Original Research

Pain is a Limiting Factor in Patients Suitable for Transilluminated Powered Phlebectomy

Alexander Kantarovsky, Dmitri Vinogradski, Evgenia Mankowitsch, and Itamar Ashkenazi

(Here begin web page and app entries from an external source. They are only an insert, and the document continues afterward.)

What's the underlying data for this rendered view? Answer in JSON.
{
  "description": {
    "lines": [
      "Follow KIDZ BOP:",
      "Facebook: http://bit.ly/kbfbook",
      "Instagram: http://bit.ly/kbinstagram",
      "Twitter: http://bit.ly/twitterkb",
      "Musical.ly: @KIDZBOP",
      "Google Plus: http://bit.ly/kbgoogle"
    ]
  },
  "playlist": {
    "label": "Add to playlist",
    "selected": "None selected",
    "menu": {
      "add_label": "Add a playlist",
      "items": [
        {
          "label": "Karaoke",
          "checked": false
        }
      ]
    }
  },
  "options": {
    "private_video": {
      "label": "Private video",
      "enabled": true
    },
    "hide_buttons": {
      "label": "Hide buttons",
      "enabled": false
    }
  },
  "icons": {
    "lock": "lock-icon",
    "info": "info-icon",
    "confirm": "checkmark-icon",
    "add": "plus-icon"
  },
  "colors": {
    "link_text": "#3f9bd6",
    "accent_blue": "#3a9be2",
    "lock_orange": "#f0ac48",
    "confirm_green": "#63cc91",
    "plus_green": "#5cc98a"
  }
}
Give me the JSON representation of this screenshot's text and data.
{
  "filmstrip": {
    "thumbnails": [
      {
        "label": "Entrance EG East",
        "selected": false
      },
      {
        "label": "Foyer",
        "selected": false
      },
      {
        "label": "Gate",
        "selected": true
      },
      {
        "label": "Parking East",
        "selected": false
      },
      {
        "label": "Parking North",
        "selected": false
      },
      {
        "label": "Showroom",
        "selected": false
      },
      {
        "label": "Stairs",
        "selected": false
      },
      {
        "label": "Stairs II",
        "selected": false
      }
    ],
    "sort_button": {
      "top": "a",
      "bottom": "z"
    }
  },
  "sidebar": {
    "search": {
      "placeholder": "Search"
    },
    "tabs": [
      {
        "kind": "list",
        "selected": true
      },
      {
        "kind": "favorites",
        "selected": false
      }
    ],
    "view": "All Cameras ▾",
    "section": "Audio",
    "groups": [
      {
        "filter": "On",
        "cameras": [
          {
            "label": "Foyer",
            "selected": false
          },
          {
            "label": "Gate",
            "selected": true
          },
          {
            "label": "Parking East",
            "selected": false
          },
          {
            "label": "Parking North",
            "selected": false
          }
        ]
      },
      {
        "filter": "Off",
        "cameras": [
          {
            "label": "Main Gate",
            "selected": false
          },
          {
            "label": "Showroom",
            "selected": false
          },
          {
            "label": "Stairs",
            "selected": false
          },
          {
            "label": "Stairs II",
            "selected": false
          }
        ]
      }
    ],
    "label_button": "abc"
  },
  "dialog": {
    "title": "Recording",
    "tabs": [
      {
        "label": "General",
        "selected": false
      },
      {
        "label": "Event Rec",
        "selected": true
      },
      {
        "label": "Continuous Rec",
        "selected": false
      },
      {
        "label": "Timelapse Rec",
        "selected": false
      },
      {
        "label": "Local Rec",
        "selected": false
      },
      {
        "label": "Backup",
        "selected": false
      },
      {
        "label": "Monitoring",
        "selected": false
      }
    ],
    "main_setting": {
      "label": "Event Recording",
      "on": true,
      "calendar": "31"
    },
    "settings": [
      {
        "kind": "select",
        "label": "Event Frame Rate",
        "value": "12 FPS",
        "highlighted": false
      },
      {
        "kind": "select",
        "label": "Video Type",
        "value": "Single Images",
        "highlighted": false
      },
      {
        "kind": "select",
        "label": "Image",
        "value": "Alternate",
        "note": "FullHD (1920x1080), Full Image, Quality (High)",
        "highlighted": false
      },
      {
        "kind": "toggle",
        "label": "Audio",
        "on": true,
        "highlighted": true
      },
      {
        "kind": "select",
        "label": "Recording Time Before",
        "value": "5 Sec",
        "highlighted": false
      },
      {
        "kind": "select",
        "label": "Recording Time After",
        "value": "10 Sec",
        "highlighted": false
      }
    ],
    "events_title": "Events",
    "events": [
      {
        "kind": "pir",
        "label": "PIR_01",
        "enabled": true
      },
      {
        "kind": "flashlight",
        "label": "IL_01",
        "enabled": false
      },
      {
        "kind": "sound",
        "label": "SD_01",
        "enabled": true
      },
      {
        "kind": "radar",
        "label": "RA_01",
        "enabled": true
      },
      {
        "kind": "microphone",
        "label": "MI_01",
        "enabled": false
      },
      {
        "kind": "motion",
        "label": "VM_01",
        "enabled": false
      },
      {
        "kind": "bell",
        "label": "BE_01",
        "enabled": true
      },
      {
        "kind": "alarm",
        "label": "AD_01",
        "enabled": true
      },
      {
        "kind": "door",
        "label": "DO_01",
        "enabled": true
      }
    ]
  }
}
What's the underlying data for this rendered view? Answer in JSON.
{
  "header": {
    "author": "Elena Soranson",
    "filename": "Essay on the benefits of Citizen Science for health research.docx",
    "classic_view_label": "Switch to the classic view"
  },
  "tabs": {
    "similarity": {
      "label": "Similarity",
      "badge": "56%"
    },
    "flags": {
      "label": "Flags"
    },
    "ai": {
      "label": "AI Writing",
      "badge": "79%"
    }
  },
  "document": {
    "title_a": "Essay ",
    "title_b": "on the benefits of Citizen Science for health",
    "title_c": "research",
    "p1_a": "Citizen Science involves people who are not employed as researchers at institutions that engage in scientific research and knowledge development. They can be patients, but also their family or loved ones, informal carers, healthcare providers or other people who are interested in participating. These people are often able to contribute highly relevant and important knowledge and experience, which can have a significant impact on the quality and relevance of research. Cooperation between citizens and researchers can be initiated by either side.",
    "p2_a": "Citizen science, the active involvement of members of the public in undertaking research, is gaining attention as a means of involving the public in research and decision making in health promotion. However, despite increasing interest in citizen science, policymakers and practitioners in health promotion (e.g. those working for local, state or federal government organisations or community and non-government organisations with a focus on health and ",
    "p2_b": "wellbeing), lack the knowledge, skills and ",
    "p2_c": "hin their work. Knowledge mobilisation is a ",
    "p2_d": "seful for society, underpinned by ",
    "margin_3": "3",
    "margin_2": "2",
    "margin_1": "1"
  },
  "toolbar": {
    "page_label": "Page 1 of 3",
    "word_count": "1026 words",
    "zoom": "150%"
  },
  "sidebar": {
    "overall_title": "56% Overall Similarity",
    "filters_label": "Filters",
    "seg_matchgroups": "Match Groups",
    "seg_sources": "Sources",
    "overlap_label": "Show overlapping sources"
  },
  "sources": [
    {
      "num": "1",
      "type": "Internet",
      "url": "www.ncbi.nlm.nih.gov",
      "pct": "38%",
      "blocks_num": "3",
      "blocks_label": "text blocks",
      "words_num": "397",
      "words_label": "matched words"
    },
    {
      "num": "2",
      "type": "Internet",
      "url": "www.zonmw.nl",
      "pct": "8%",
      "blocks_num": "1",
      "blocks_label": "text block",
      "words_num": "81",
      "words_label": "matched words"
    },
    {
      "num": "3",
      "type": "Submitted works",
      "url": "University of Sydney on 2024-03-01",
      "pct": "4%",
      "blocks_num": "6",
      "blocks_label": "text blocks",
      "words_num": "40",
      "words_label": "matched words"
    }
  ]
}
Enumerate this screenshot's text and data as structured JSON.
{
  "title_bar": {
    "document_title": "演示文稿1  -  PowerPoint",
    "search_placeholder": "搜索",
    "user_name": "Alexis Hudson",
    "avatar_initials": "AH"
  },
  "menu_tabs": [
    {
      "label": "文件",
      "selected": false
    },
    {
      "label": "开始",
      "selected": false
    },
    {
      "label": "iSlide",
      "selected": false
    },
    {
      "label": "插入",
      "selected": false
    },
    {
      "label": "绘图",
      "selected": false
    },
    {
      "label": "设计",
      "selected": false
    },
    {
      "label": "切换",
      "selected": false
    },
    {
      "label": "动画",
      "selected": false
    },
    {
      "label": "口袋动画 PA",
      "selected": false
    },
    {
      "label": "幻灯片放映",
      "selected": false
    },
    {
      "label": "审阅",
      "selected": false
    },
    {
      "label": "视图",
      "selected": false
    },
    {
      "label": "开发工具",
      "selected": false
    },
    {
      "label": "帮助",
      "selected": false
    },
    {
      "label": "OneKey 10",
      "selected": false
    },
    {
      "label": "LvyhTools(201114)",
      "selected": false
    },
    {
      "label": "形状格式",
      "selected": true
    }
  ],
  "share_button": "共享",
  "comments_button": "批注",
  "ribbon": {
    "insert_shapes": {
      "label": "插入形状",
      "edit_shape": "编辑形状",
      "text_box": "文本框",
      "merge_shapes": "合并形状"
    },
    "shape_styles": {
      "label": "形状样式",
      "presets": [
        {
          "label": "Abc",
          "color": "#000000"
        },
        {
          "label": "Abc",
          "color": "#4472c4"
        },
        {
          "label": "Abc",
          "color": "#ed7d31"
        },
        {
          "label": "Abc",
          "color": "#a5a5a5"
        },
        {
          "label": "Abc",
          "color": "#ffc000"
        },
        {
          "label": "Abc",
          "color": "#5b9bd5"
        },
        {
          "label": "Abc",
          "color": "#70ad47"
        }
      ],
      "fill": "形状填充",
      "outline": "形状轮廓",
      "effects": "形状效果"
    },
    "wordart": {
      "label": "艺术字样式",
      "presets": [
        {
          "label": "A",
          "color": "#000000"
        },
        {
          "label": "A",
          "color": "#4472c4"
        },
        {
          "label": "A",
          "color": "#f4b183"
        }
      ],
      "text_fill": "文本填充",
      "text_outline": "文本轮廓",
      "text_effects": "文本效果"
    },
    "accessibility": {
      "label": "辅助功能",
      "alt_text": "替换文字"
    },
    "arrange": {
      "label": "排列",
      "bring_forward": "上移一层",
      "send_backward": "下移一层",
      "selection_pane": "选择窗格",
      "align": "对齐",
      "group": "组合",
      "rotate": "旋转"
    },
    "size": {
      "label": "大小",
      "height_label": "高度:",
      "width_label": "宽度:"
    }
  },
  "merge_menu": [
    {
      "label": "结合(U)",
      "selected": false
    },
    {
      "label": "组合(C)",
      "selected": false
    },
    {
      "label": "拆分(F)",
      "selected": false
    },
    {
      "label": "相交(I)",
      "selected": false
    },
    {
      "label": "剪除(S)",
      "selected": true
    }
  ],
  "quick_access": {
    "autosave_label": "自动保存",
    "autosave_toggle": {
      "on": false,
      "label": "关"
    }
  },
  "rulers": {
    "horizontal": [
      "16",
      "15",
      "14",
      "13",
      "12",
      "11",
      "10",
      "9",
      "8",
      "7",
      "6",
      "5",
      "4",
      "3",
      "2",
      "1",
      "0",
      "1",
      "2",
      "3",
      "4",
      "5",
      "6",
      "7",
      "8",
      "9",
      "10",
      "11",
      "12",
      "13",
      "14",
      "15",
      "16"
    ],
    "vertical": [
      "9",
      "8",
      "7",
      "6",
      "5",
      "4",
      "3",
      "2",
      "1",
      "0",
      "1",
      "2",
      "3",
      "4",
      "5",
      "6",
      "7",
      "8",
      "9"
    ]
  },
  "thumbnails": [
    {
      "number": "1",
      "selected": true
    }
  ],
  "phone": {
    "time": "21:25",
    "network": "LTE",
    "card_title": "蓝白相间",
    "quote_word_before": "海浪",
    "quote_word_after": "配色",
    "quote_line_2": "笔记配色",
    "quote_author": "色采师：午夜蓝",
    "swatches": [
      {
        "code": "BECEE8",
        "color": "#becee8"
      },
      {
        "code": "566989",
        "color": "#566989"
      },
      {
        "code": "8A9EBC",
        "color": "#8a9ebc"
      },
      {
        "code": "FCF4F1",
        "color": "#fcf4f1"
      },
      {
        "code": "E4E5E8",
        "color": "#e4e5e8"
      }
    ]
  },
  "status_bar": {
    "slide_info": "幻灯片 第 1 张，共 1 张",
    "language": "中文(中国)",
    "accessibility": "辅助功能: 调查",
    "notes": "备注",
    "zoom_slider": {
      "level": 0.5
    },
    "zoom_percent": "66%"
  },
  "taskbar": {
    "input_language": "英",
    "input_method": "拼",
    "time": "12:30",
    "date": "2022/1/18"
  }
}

Objectives: To analyze, perioperatively and in follow-up, transilluminated powered phlebectomy (TIPP), a surgical technique for the treatment of varicose veins. Method: Retrospective study in one medical institution of patients undergoing TIPP between July 2015 and December 2017. Data analyzed included demographic data, surgery, and results. Postoperatively, pain was evaluated by a 10-point visual analogue scale. The Venous Clinical Severity Score (VCSS) was assessed 5–8 weeks following surgery. Results: Sixty-six patients with extensive varicosities who underwent TIPP were included. Postoperative pain scores were higher in patients undergoing bilateral compared to unilateral TIPP (visual analogue score 7 versus 5; P=0.031). Following surgery, the VCSS improved in 81.8% (54/66) of the patients. However, 39.7% (25/63; data missing in 3 patients) reported that they would not be willing to undergo a similar procedure in the future. Pain was the most common reason for dissatisfaction. Conclusions: Transilluminated powered phlebectomy was associated with considerable pain and discom¬fort in many patients included in this study. For this reason, it should be reserved for a select group of patients in whom other treatment options are limited; TIPP could be considered in the following cases: patients with a large number of varicosities, reoperations, after extensive thrombophlebitis, obesity, or following bariatric surgery.

Rambam Maimonides Med J 2019;10(4):e0023